  • http://www.shaalom2salaam.blogspot.com Safiyyah

    Salaams Yusuf:

    I have a friend with CFS and she had a heck of a time getting a diagnosis, and getting anyone to validate her symptoms. Even her insurance company didn’t want to pay for meds :( .-= Safiyyah´s last blog ..Chronic Pain, Suicide, Physician-Assisted Suicide, Family-Assisted Suicide … =-.

  • http://fourwallsnolimits.net/ Ricky Buchanan

    Thanks for your comments on my Dreamwidth blog. I was a close friend of Lynne’s and had actually read the post that you referenced - about wanting to die - at the time she originally posted it. So I have been following the case as closely as I can cope with doing.

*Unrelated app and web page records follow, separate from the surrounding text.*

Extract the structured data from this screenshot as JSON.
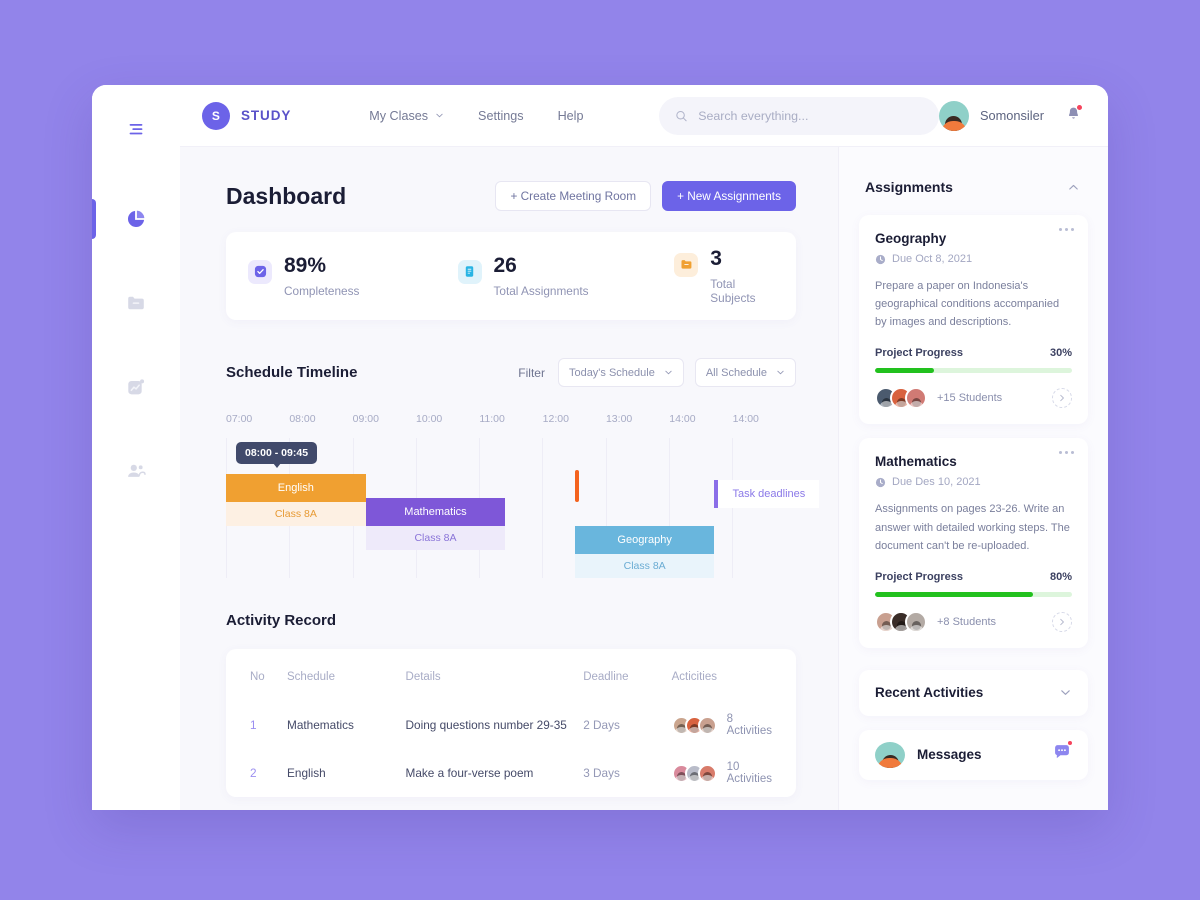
{
  "brand": {
    "badge": "S",
    "name": "STUDY"
  },
  "nav": [
    {
      "label": "My Clases",
      "icon": "chevron-down-icon",
      "has_chevron": true
    },
    {
      "label": "Settings",
      "has_chevron": false
    },
    {
      "label": "Help",
      "has_chevron": false
    }
  ],
  "search": {
    "placeholder": "Search everything...",
    "value": "",
    "icon": "search-icon"
  },
  "user": {
    "name": "Somonsiler",
    "avatar": "user-avatar",
    "notification_icon": "bell-icon",
    "has_notification": true
  },
  "sidebar": {
    "items": [
      {
        "name": "menu",
        "icon": "hamburger-menu-icon",
        "active": false
      },
      {
        "name": "dashboard",
        "icon": "pie-chart-icon",
        "active": true
      },
      {
        "name": "files",
        "icon": "folder-icon",
        "active": false
      },
      {
        "name": "analytics",
        "icon": "trending-chart-icon",
        "active": false
      },
      {
        "name": "students",
        "icon": "users-icon",
        "active": false
      }
    ]
  },
  "page": {
    "title": "Dashboard"
  },
  "actions": {
    "create_meeting": "+ Create Meeting Room",
    "new_assignments": "+ New Assignments"
  },
  "stats": [
    {
      "value": "89%",
      "label": "Completeness",
      "icon": "checkbox-icon",
      "color": "#6c63e8"
    },
    {
      "value": "26",
      "label": "Total Assignments",
      "icon": "document-icon",
      "color": "#28b4e4"
    },
    {
      "value": "3",
      "label": "Total Subjects",
      "icon": "folder-icon",
      "color": "#f0a031"
    }
  ],
  "schedule": {
    "title": "Schedule Timeline",
    "filter_label": "Filter",
    "filters": [
      {
        "value": "Today's Schedule",
        "icon": "chevron-down-icon"
      },
      {
        "value": "All Schedule",
        "icon": "chevron-down-icon"
      }
    ],
    "hours": [
      "07:00",
      "08:00",
      "09:00",
      "10:00",
      "11:00",
      "12:00",
      "13:00",
      "14:00",
      "14:00"
    ],
    "tooltip": "08:00 - 09:45",
    "blocks": [
      {
        "title": "English",
        "sub": "Class 8A",
        "color": "#f0a031",
        "sub_bg": "#fdf0e3",
        "sub_color": "#e79a34"
      },
      {
        "title": "Mathematics",
        "sub": "Class 8A",
        "color": "#7e57d8",
        "sub_bg": "#eeeafa",
        "sub_color": "#8a74d8"
      },
      {
        "title": "Geography",
        "sub": "Class 8A",
        "color": "#69b6dd",
        "sub_bg": "#e9f4fb",
        "sub_color": "#6aacd3"
      }
    ],
    "deadline_card": {
      "label": "Task deadlines",
      "color": "#8b6ee8"
    },
    "marker_color": "#f4631e"
  },
  "activity": {
    "title": "Activity Record",
    "columns": [
      "No",
      "Schedule",
      "Details",
      "Deadline",
      "Acticities"
    ],
    "rows": [
      {
        "no": "1",
        "schedule": "Mathematics",
        "details": "Doing questions number 29-35",
        "deadline": "2 Days",
        "activities": "8 Activities"
      },
      {
        "no": "2",
        "schedule": "English",
        "details": "Make a four-verse poem",
        "deadline": "3 Days",
        "activities": "10 Activities"
      }
    ]
  },
  "assignments": {
    "title": "Assignments",
    "collapse_icon": "chevron-up-icon",
    "cards": [
      {
        "title": "Geography",
        "due": "Due Oct 8, 2021",
        "description": "Prepare a paper on Indonesia's geographical conditions accompanied by images and descriptions.",
        "progress_label": "Project Progress",
        "progress_value": "30%",
        "progress_pct": 30,
        "students": "+15 Students"
      },
      {
        "title": "Mathematics",
        "due": "Due Des 10, 2021",
        "description": "Assignments on pages 23-26. Write an answer with detailed working steps. The document can't be re-uploaded.",
        "progress_label": "Project Progress",
        "progress_value": "80%",
        "progress_pct": 80,
        "students": "+8 Students"
      }
    ]
  },
  "recent_activities": {
    "title": "Recent Activities",
    "icon": "chevron-down-icon"
  },
  "messages": {
    "title": "Messages",
    "icon": "chat-bubble-icon",
    "has_notification": true
  },
  "colors": {
    "page_bg": "#9284ea",
    "primary": "#6c63e8",
    "progress": "#22c11e",
    "orange": "#f0a031",
    "purple_block": "#7e57d8",
    "blue_block": "#69b6dd"
  }
}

I feel so very very sorry for Kaye, for everything she went through - looking after Lynne, what must have been a hellish decision to help Lynne die, and then this year of trauma after losing her child. Kaye’s still suffering and that suffering won’t ever end - although at least hopefully now she’ll have some small measure of closure as the threat of being jailled has been removed.

    The things that happened to Lynne are beyond horriffic, some of them I knew about and others I wasn’t aware of until they were revealed in court. I am bedridden with whatever it is that’s wrong with me (I’ve had a diagnosis of CFS/ME for most of the time I’ve been sick, but there are other possibilities that have been raised and not ruled out) but I’m not nearly as sick as Lynne was and I hope dearly that I never am. And yes, if I was ever in Lynne’s situation then I hope my own family would assist me as hers helped her, and I hope like hell that they wouldn’t get punished.

    The whole issue of assisted suicide, especially for those like Lynne whose physical disabilities make them incapable of commiting suicide without assistance, is very complicated and I don’t know that in an imperfect world it can be anything but complicated. I wish it were different.

    r .-= Ricky Buchanan´s last blog ..Using A Desktop Computer In Bed =-.

  • http://fourwallsnolimits.net/ Ricky Buchanan

    PS, if you installed the “subscribe to comments” plugin it would be much easier for users to see any replies you make! .-= Ricky Buchanan´s last blog ..Holidays Without Travelling =-.